|With a twinkle in her flashing dark eyes
and a sparkling grin on her face Susan was there holding the big old heavy
door open at Home Five. Like all the students who came into the school
Sherry was just now arriving and she was filled with mixed emotions. She
was a little frightened, but not enough to hold her back for wanting to be
a part of the great place. The building would have been enough to
intimidate anyone with its heavy stone structure and there was certainly
room for that feeling of being threatened by the unknown. The students
helping with her trunk were putting their shoulders into the lifting of
it. She was now watching it disappear up the double staircase. The girls
had a look of bold frivolity as they carried it, something like what a
pirate might express. She didn't understand it at the time. Later it would
become clear, what these looks meant when the newcomer became accustomed
to the changing and exchanging of wardrobes.
The paper work had been finished and she
was now down to nothing left to do but to settle into the scheme of
things. If there was any sadness on her Mother's part, she as a true
alumnus of the school herself would never express this openly there before
her daughter, the matrons and the students. One last backward look at her
mother standing, smiling in the doorway and she was up the stairs with her
For a while she was busy putting her
clothes away and when finished with that, there was a quiet moment for
her. The girl was alone in her room. Sherry wondered who would be her room
mate. At the moment no one was there.
As if by timing Susan knocked a little tap
or two and opened her door. That same sparkle seemed to brighten up the
space with her entrance. There was a polish about the girl which seemed
extra ordinaire to this very green newcomer. Certainly Susan was in
control, not only of herself, but of any other circumstance coming her
"We are having a party of sorts in Mary's
room." "Want to come?" Susan was inviting her.
For whatever was expected of her, Sherry
did not know, but anything would be better than the quiet solitude of this
room with its sort of isolated feeling. "Sure." Sherry was agreeable. As
the girls walked down the shining floors of the hallway she was blissfully
ignorant as to how they got that way.
Sherry was greeted by the sight of the
girls in their pajamas. There was a party mode. Large boxes of popcorn
were filled. All about the room it was strewn like little white globs of
intrusive clutter on the shining bright-dark floors. The popcorn was
painfully out of place in this very neatly arranged room. It was obvious
the girls were not just eating it, but were using it rather like a pillow
The girls were showering each other with
popcorn, rubbing it into their opponent's hair, or dropping it down their

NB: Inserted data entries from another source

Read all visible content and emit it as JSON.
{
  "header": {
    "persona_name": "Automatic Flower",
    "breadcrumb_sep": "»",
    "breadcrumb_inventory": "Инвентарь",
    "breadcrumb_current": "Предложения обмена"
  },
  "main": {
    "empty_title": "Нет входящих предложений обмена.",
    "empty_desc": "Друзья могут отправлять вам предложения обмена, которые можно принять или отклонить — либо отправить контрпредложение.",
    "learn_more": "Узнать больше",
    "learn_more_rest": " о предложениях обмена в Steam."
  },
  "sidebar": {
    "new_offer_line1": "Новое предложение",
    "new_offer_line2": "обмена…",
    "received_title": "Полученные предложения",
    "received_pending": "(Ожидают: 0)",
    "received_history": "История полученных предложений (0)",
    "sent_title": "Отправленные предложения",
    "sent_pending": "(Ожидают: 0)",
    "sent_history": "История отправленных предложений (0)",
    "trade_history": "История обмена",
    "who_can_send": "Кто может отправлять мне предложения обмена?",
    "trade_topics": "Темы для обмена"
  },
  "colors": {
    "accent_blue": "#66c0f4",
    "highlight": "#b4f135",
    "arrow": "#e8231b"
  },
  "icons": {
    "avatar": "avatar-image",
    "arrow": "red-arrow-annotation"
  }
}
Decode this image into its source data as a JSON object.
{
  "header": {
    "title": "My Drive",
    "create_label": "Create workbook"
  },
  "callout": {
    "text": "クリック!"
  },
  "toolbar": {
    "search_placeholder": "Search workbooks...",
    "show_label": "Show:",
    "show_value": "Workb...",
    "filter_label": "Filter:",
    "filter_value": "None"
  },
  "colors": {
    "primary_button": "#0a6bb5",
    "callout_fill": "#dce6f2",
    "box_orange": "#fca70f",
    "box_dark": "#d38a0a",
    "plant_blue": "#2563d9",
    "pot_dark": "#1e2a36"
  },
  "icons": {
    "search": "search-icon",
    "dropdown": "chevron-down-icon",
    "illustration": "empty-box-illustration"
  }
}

back. This was all something to think about for this newcomer. Her strict
conservative raising couldn't be concealed she was sure. She tried not to
wonder about how plentiful this food was. If in her mind she was seeing
her mother hoeing long rows of the grain, the picture did not come to her,
but, nevertheless; it was written into her conscience. In her girlish
beginning here she would find no fault with the fun loving ways of this
new girl she knew as, Susan. As time progressed she would observe many
times how these sweet ways were more than just a whimsical thing, but
rather the strength of a person who was truly a brilliant leader.
During the future times when different
triumphs and joys or sadness came to Sherry for some reason or other it
always seemed to be Susan who was there at any particular moment. She in
her lilting laughter and beaming countenance acted like a friendly spirit
sharing the trial or win. They were not close friends. Susan was a veteran
of the school and her time was to be spread about between the many
activities and her self-appointed responsibilities to one or another.
Truly Chilocco was the footstool for Susan. It was her Kingdom and she
ruled with the grace of a monarch, but with the dignity of goodness.
With the advent of the computer and the
renewed association of long lost friendships, the realization struck
Sherry these same emotions were tied up with all the students.
She read the notes and they were filled
with questions. "Do you know what happened to So and So?" Or maybe. "Have
you heard anything from him?" "I heard he died?" Still others might be
more definite as to their being leaders, "If you know or hear anything
from her, let me know?"